Millennials Aren't Buying Houses Despite Real Estate Boom
The Italian Chamber of Commerce in the Philippines (ICCPI) just held the Real Estate and Investment Conference 2018, a one-day event where experts from the private and public sectors talked about the various investment opportunities in the local real estate industry, on September 25. Some speakers listed which areas are attractive for foreign investors, while others discussed the large number of overseas Filipino workers investing in their home country.
But in the midst of all the discussion on investment opportunities, one speaker pointed out a notable market that the real estate industry has not penetrated.
“Millennials do not buy properties,” claimed Ice Oliva, a real estate broker and the CEO of digital marketing firm Zeeguru, in the ICCPI conference. “If I’m a broker, and I see you as a millennial, the first [thing] I would think about is, ‘I’m not gonna sell to this person’.”
She cited a 2017 study from online real estate platform Property24, which revealed that the average age of prospective property buyers is 40, several years older than the millennial age group.

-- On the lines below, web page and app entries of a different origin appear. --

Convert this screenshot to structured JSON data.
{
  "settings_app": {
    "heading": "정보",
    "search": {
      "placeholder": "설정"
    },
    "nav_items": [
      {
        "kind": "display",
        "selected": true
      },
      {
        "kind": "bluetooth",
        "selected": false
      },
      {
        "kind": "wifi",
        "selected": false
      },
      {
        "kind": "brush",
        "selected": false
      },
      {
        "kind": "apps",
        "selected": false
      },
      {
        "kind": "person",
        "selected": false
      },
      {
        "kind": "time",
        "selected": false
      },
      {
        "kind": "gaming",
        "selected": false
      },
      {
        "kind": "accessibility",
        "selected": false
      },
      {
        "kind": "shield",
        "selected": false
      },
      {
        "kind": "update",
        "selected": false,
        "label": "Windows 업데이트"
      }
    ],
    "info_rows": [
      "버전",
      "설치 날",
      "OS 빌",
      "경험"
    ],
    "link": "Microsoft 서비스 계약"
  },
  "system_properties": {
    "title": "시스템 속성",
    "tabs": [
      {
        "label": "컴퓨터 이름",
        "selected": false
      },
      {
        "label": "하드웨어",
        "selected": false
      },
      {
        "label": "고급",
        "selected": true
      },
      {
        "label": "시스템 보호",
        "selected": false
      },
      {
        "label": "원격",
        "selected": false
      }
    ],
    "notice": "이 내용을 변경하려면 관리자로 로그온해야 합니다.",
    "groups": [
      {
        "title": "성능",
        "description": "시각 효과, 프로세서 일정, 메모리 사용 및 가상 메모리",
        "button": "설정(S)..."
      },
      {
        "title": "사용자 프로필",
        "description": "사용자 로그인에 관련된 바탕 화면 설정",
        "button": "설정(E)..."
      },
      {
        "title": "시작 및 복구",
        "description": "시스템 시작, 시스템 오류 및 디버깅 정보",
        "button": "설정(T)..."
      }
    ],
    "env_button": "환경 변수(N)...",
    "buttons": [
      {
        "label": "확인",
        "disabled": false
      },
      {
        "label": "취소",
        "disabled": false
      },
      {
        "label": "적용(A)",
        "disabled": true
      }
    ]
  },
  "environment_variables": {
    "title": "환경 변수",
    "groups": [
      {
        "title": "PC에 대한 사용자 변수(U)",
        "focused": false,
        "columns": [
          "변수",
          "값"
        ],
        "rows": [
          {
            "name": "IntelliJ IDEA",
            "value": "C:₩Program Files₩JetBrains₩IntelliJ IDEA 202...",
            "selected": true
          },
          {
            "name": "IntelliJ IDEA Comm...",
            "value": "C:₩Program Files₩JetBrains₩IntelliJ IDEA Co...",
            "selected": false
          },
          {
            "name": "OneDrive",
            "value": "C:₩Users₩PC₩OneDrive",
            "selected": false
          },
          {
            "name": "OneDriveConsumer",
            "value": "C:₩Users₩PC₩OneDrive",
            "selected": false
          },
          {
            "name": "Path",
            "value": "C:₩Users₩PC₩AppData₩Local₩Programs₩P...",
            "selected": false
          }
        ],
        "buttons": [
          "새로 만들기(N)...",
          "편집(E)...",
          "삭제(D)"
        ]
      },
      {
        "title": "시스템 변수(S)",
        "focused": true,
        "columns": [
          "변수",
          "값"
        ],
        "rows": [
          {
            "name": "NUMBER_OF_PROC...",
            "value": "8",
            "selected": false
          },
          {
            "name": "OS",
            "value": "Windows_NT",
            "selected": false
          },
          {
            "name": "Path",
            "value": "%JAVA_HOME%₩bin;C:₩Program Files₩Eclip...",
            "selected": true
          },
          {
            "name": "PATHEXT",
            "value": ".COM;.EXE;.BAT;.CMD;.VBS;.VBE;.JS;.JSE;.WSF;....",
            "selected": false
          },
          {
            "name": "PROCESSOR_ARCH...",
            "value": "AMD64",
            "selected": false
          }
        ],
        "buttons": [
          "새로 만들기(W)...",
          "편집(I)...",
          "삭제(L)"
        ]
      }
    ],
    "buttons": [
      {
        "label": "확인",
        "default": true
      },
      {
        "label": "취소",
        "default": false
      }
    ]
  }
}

A millennial herself, Oliva listed several social and cultural reasons why her age group is not actively buying property.
“If they don’t have an immediate need for it, millennials don’t buy it,” Oliva explained to Entrepreneur Philippines in the sidelines of the event. “They would rather have travel and other things instead of focusing on real estate investment.”

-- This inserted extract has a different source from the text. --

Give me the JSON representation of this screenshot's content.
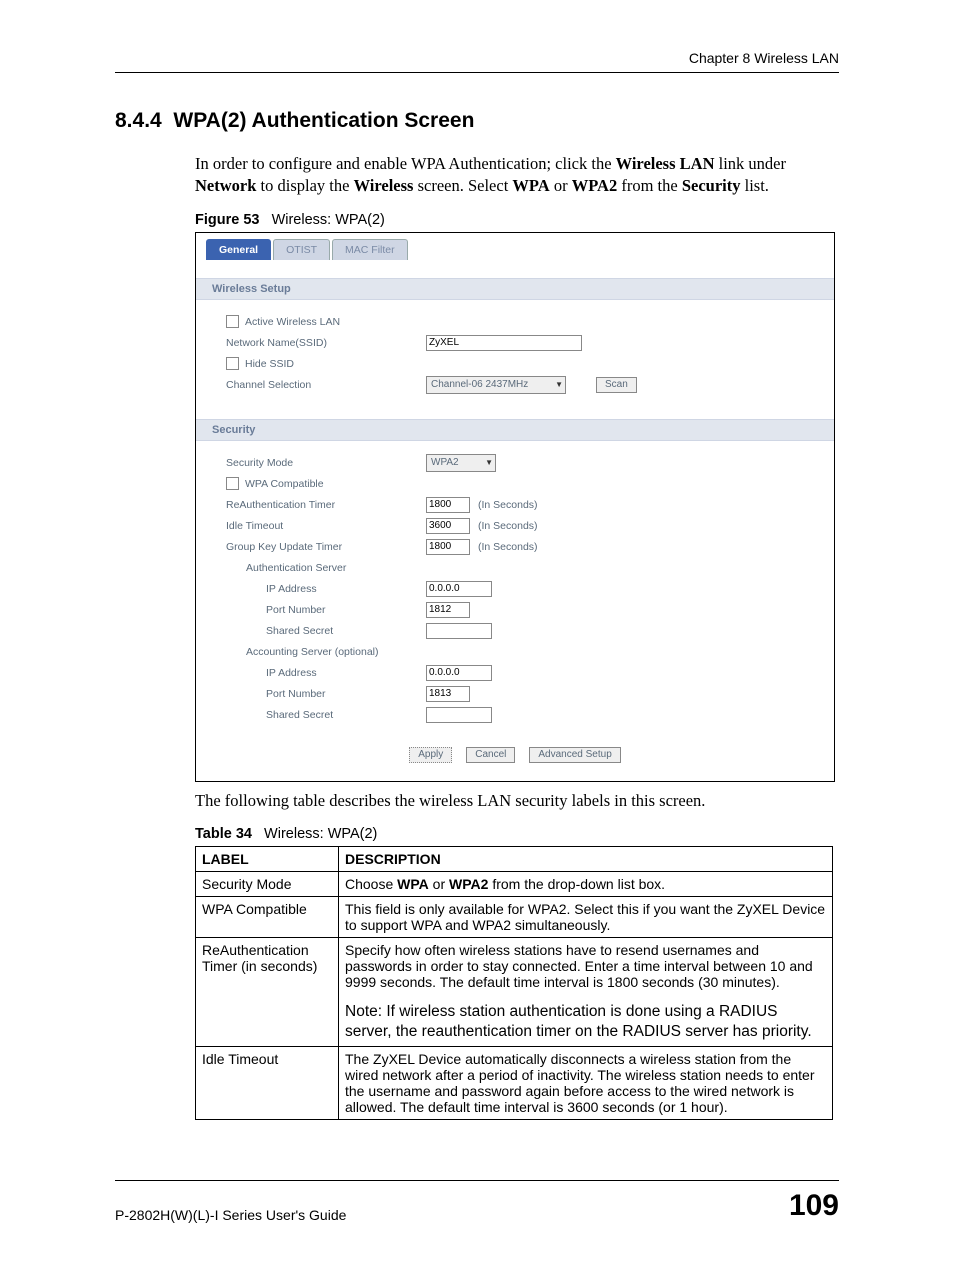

That lack of urgency is brought about by a number of factors unique to what Oliva calls the millennial mindset. She explained that this mindset doesn’t see the urgency in purchasing real estate, unlike older generations who value property ownership even at an early age.

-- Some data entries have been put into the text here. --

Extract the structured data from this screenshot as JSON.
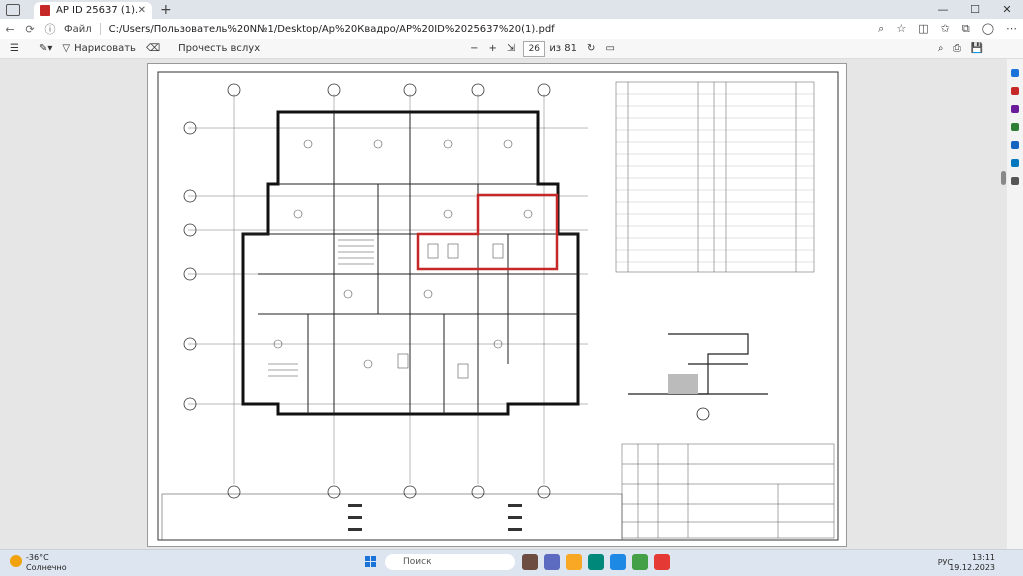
{
  "browser": {
    "tab_title": "АР ID 25637 (1).pdf",
    "address_label": "Файл",
    "url": "C:/Users/Пользователь%20N№1/Desktop/Ap%20Квадро/AP%20ID%2025637%20(1).pdf"
  },
  "pdf_toolbar": {
    "draw_label": "Нарисовать",
    "read_aloud_label": "Прочесть вслух",
    "current_page": "26",
    "page_total": "из 81"
  },
  "taskbar": {
    "weather_temp": "-36°C",
    "weather_desc": "Солнечно",
    "search_placeholder": "Поиск",
    "lang": "РУС",
    "time": "13:11",
    "date": "19.12.2023"
  },
  "colors": {
    "accent": "#1a73d9",
    "highlight": "#c62828"
  }
}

“If you will compare the millennials to the older generations—the baby boomers, the Gen X-ers—they are the ones who have spent early on housing,” said Oliva. “The lifestyle and spending habits of millennials differ from the ones before them.”
One key difference Oliva highlighted is how many millennials choose to marry much later in life compared to their older peers. With the age group starting families late, it influences their perception of when they would need to purchase their own home.
Oliva believes that these millennial perceptions on real estate can be improved through proper investor education. She said that if millennials are given enough resources and sufficient data, and if developers find ways to specifically target millennials in their campaigns, it can go a long way in tapping a large and new market for the real estate industry.
“If you ask me, there is a demand [from millennials],” said Oliva. “It’s just that… people are still unaware that they can actually buy a house, that there are several financing institutions that can support their investments. [We should] educate millennials about the importance of having a property—not investing when you’re in your 40s or 50s but investing right now, because right now you already need it.”
This story originally appeared on Entrepreneur.com.ph. Minor edits have been made by the Esquiremag.ph editors.